Some court rulings: Custody may be awarded to a parent, where the other parent suffers from a mental illness, even in the absence of any proof that that parent is unfit. In a case where there is evidence regarding emotional and mental problems, the courts generally will hold a hearing or trial to determine whether or not to grant unsupervised visitation. In one case, the court found that a father who has spent time in psychiatric institutions and was living in an adult home was entitled to have supervised visitation with his children, aged 16 and 11, notwithstanding the fact that they did not want to visit with him because he acted strangely.

What effect does the preference of the child have on custody?

It depends on the child’s age. The courts are generally more apt to consider the preferences of a child who is 13 or older. However, while the courts have recognized the importance of a child’s preference regarding custody, it is not a controlling factor.

How does visitation get set?

The courts have held that visitation is a joint right of the non-custodial parent and the child. Both parents can agree on a visitation schedule, however, where the court is left to set visitation, it is normally scheduled as every other weekend, one night per week, and alternating holidays and school vacations, including summer vacations. The courts have held that in order for the non- custodial parent to develop a meaningful and nurturing relationship with the child, visitation must be frequent and regular.

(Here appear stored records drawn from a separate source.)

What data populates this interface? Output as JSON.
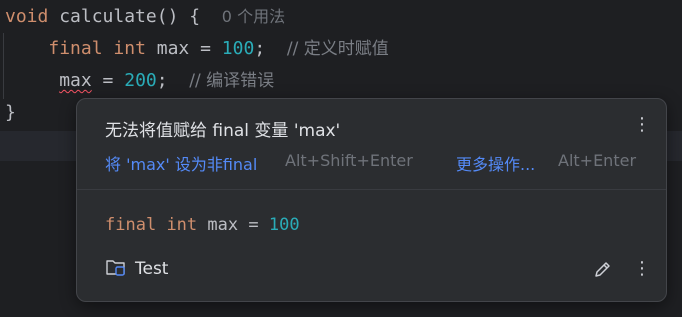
{
  "editor": {
    "line1": {
      "kw": "void",
      "fn": "calculate",
      "punct": "() {",
      "usages": "0 个用法"
    },
    "line2": {
      "kw_final": "final",
      "kw_type": "int",
      "var": "max",
      "op": "=",
      "num": "100",
      "semi": ";",
      "comment": "// 定义时赋值"
    },
    "line3": {
      "var": "max",
      "op": "=",
      "num": "200",
      "semi": ";",
      "comment": "// 编译错误"
    },
    "line4": {
      "brace": "}"
    }
  },
  "popup": {
    "title": "无法将值赋给 final 变量 'max'",
    "quick_fix_label": "将 'max' 设为非final",
    "quick_fix_shortcut": "Alt+Shift+Enter",
    "more_actions_label": "更多操作...",
    "more_actions_shortcut": "Alt+Enter",
    "snippet": {
      "kw_final": "final",
      "kw_type": "int",
      "var": "max",
      "op": "=",
      "num": "100"
    },
    "module_name": "Test",
    "icons": [
      "more-vertical-icon",
      "folder-module-icon",
      "edit-icon"
    ]
  },
  "colors": {
    "background": "#1e1f22",
    "popup_bg": "#2b2d30",
    "keyword": "#cf8e6d",
    "number": "#2aacb8",
    "link": "#548af7",
    "error": "#f75464"
  }
}
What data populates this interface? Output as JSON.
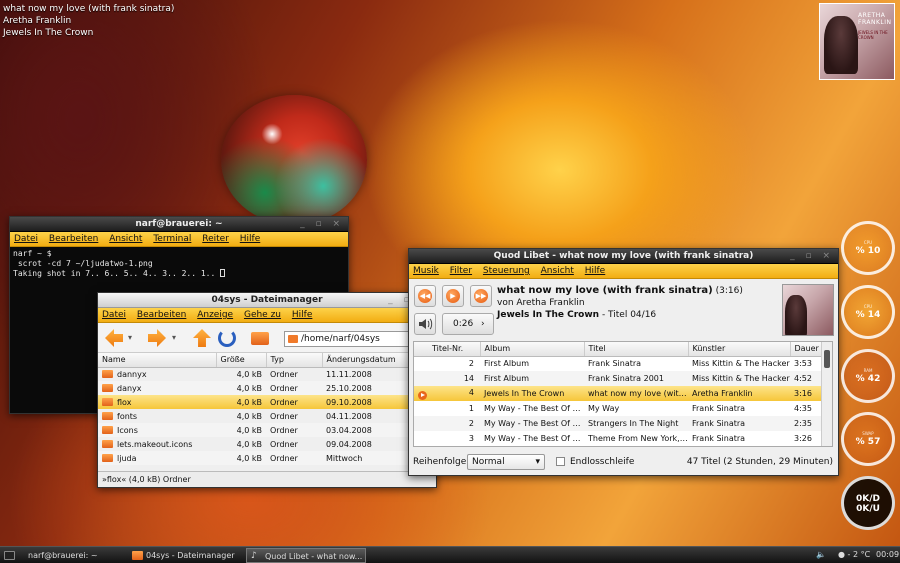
{
  "desktop_np": {
    "title": "what now my love (with frank sinatra)",
    "artist": "Aretha Franklin",
    "album": "Jewels In The Crown"
  },
  "cover_desktop": {
    "artist_text": "ARETHA FRANKLIN",
    "album_text": "JEWELS IN THE CROWN"
  },
  "terminal": {
    "title": "narf@brauerei: ~",
    "menu": [
      "Datei",
      "Bearbeiten",
      "Ansicht",
      "Terminal",
      "Reiter",
      "Hilfe"
    ],
    "lines": [
      "narf ~ $",
      " scrot -cd 7 ~/ljudatwo-1.png",
      "Taking shot in 7.. 6.. 5.. 4.. 3.. 2.. 1.. "
    ]
  },
  "filemanager": {
    "title": "04sys - Dateimanager",
    "menu": [
      "Datei",
      "Bearbeiten",
      "Anzeige",
      "Gehe zu",
      "Hilfe"
    ],
    "location": "/home/narf/04sys",
    "columns": [
      "Name",
      "Größe",
      "Typ",
      "Änderungsdatum"
    ],
    "rows": [
      {
        "name": "dannyx",
        "size": "4,0 kB",
        "type": "Ordner",
        "date": "11.11.2008"
      },
      {
        "name": "danyx",
        "size": "4,0 kB",
        "type": "Ordner",
        "date": "25.10.2008"
      },
      {
        "name": "flox",
        "size": "4,0 kB",
        "type": "Ordner",
        "date": "09.10.2008"
      },
      {
        "name": "fonts",
        "size": "4,0 kB",
        "type": "Ordner",
        "date": "04.11.2008"
      },
      {
        "name": "Icons",
        "size": "4,0 kB",
        "type": "Ordner",
        "date": "03.04.2008"
      },
      {
        "name": "lets.makeout.icons",
        "size": "4,0 kB",
        "type": "Ordner",
        "date": "09.04.2008"
      },
      {
        "name": "ljuda",
        "size": "4,0 kB",
        "type": "Ordner",
        "date": "Mittwoch"
      }
    ],
    "status": "»flox« (4,0 kB) Ordner"
  },
  "quodlibet": {
    "title": "Quod Libet - what now my love (with frank sinatra)",
    "menu": [
      "Musik",
      "Filter",
      "Steuerung",
      "Ansicht",
      "Hilfe"
    ],
    "song_title": "what now my love (with frank sinatra)",
    "song_length": "(3:16)",
    "by": "von Aretha Franklin",
    "album": "Jewels In The Crown",
    "track_info": "- Titel 04/16",
    "position": "0:26",
    "columns": [
      "Titel-Nr.",
      "Album",
      "Titel",
      "Künstler",
      "Dauer"
    ],
    "rows": [
      {
        "num": "2",
        "album": "First Album",
        "title": "Frank Sinatra",
        "artist": "Miss Kittin & The Hacker",
        "length": "3:53"
      },
      {
        "num": "14",
        "album": "First Album",
        "title": "Frank Sinatra 2001",
        "artist": "Miss Kittin & The Hacker",
        "length": "4:52"
      },
      {
        "num": "4",
        "album": "Jewels In The Crown",
        "title": "what now my love (with frank sinatra)",
        "artist": "Aretha Franklin",
        "length": "3:16"
      },
      {
        "num": "1",
        "album": "My Way - The Best Of Frank Sinatra",
        "title": "My Way",
        "artist": "Frank Sinatra",
        "length": "4:35"
      },
      {
        "num": "2",
        "album": "My Way - The Best Of Frank Sinatra",
        "title": "Strangers In The Night",
        "artist": "Frank Sinatra",
        "length": "2:35"
      },
      {
        "num": "3",
        "album": "My Way - The Best Of Frank Sinatra",
        "title": "Theme From New York, New York",
        "artist": "Frank Sinatra",
        "length": "3:26"
      }
    ],
    "order_label": "Reihenfolge:",
    "order_value": "Normal",
    "repeat_label": "Endlosschleife",
    "summary": "47 Titel (2 Stunden, 29 Minuten)"
  },
  "gauges": [
    {
      "label": "CPU",
      "value": "% 10"
    },
    {
      "label": "CPU",
      "value": "% 14"
    },
    {
      "label": "RAM",
      "value": "% 42"
    },
    {
      "label": "SWAP",
      "value": "% 57"
    },
    {
      "label": "",
      "value": "0K/D"
    }
  ],
  "gauge_net_up": "0K/U",
  "taskbar": {
    "tasks": [
      "narf@brauerei: ~",
      "04sys - Dateimanager",
      "Quod Libet - what now..."
    ],
    "temperature": "- 2 °C",
    "clock": "00:09"
  },
  "colors": {
    "accent": "#f2ad12",
    "selection": "#f6c63a",
    "play_orange": "#e8661a"
  }
}
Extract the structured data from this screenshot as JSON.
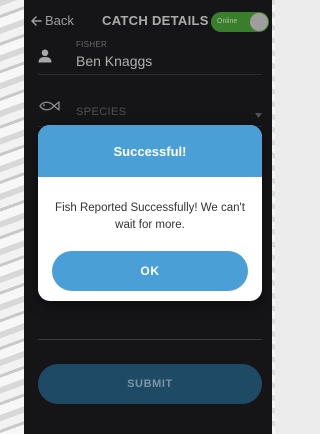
{
  "header": {
    "back_label": "Back",
    "title": "CATCH DETAILS",
    "status_toggle": {
      "label": "Online",
      "on": true
    }
  },
  "form": {
    "fisher": {
      "label": "FISHER",
      "value": "Ben Knaggs",
      "icon": "person-icon"
    },
    "species": {
      "placeholder": "SPECIES",
      "icon": "fish-icon"
    },
    "submit_label": "SUBMIT"
  },
  "dialog": {
    "title": "Successful!",
    "message": "Fish Reported Successfully! We can't wait for more.",
    "ok_label": "OK"
  },
  "colors": {
    "accent_blue": "#4a9fd6",
    "online_green": "#4caa3a",
    "app_background": "#1d1d1f"
  }
}
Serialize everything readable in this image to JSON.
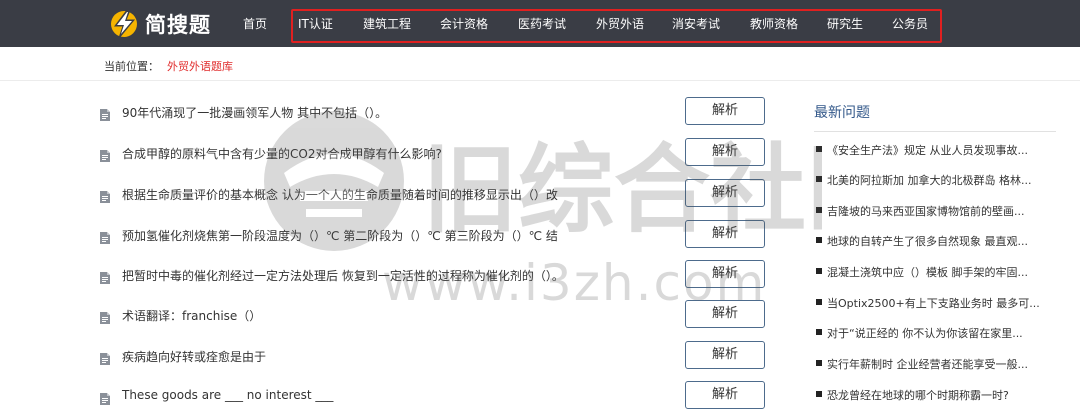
{
  "brand": {
    "name": "简搜题"
  },
  "nav": {
    "items": [
      "首页",
      "IT认证",
      "建筑工程",
      "会计资格",
      "医药考试",
      "外贸外语",
      "消安考试",
      "教师资格",
      "研究生",
      "公务员"
    ]
  },
  "breadcrumb": {
    "label": "当前位置：",
    "current": "外贸外语题库"
  },
  "questions": [
    {
      "text": "90年代涌现了一批漫画领军人物 其中不包括（）。",
      "button": "解析"
    },
    {
      "text": "合成甲醇的原料气中含有少量的CO2对合成甲醇有什么影响?",
      "button": "解析"
    },
    {
      "text": "根据生命质量评价的基本概念 认为一个人的生命质量随着时间的推移显示出（）改",
      "button": "解析"
    },
    {
      "text": "预加氢催化剂烧焦第一阶段温度为（）℃ 第二阶段为（）℃ 第三阶段为（）℃ 结",
      "button": "解析"
    },
    {
      "text": "把暂时中毒的催化剂经过一定方法处理后 恢复到一定活性的过程称为催化剂的（）。",
      "button": "解析"
    },
    {
      "text": "术语翻译：franchise（）",
      "button": "解析"
    },
    {
      "text": "疾病趋向好转或痊愈是由于",
      "button": "解析"
    },
    {
      "text": "These goods are ___ no interest ___",
      "button": "解析"
    }
  ],
  "sidebar": {
    "title": "最新问题",
    "items": [
      "《安全生产法》规定 从业人员发现事故...",
      "北美的阿拉斯加 加拿大的北极群岛 格林...",
      "吉隆坡的马来西亚国家博物馆前的壁画...",
      "地球的自转产生了很多自然现象 最直观...",
      "混凝土浇筑中应（）模板 脚手架的牢固...",
      "当Optix2500+有上下支路业务时 最多可...",
      "对于“说正经的 你不认为你该留在家里...",
      "实行年薪制时 企业经营者还能享受一般...",
      "恐龙曾经在地球的哪个时期称霸一时?"
    ]
  },
  "watermark": {
    "text": "旧综合社区",
    "url": "www.i3zh.com"
  },
  "colors": {
    "topbar": "#3a3d45",
    "highlight": "#e02020",
    "accent": "#e02b2b",
    "sidebar_title": "#33588a",
    "button_border": "#4d6b8c"
  }
}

Is there such a thing as “standard visitation”? If so, what is it?

Yes. As stated above, absent agreement by the parties, the courts have generally set visitation as every other weekend, one night during the week, and alternating holidays and school vacations, including summer vacations.

Is there a standard visitation pattern when the non-custodial parent is in a different state from the child? If so, what is it?

There is no “standard visitation” when the non- custodial parent is in a different state. It really depends on how far apart the parties live. If the driving distance is reasonable, the usual schedule can remain. However, if it is a long distance, especially involving plane travel, visitation can be limited so as not to be too disruptive for the child. As such, the court can grant school recesses, certain holidays, and longer visitation times in the summer months, without granting “every other weekend” or “one night per week” visitation. In one case, the court found that a visitation schedule in which a 3 year old child would be transported between Syracuse, NY and Washington, D.C. every other month was far too disruptive.

What rules govern cases where the custodial parent wants to move away with the children?

No answer.

What visitation rights do grandparents have, if any?

Grandparents do not have an absolute or automatic right to visitation, but may ask the court to allow visitation. The courts have discretion as to whether or not to allow visitation. This discretion, again, depends on the best interests of the child. All factors must be considered, including the nature and the basis of the parents’ objection to visitation.

Other issues in New York: